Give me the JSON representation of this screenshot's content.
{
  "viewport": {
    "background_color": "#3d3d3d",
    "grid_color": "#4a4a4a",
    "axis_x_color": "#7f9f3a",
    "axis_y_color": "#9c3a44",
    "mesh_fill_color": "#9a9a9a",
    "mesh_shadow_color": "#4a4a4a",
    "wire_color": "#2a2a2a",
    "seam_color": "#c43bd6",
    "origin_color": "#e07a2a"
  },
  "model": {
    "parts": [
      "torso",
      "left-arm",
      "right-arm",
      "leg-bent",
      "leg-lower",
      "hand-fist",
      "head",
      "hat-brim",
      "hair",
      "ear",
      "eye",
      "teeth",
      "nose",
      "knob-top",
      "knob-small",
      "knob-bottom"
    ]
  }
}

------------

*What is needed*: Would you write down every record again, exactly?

*Expected answer*:
Give me the JSON representation of this screenshot's content.
{
  "viewport": {
    "background_color": "#3d3d3d",
    "grid_color": "#4a4a4a",
    "axis_x_color": "#7f9f3a",
    "axis_y_color": "#9c3a44",
    "mesh_fill_color": "#9a9a9a",
    "mesh_shadow_color": "#4a4a4a",
    "wire_color": "#2a2a2a",
    "seam_color": "#c43bd6",
    "origin_color": "#e07a2a"
  },
  "model": {
    "parts": [
      "torso",
      "left-arm",
      "right-arm",
      "leg-bent",
      "leg-lower",
      "hand-fist",
      "head",
      "hat-brim",
      "hair",
      "ear",
      "eye",
      "teeth",
      "nose",
      "knob-top",
      "knob-small",
      "knob-bottom"
    ]
  }
}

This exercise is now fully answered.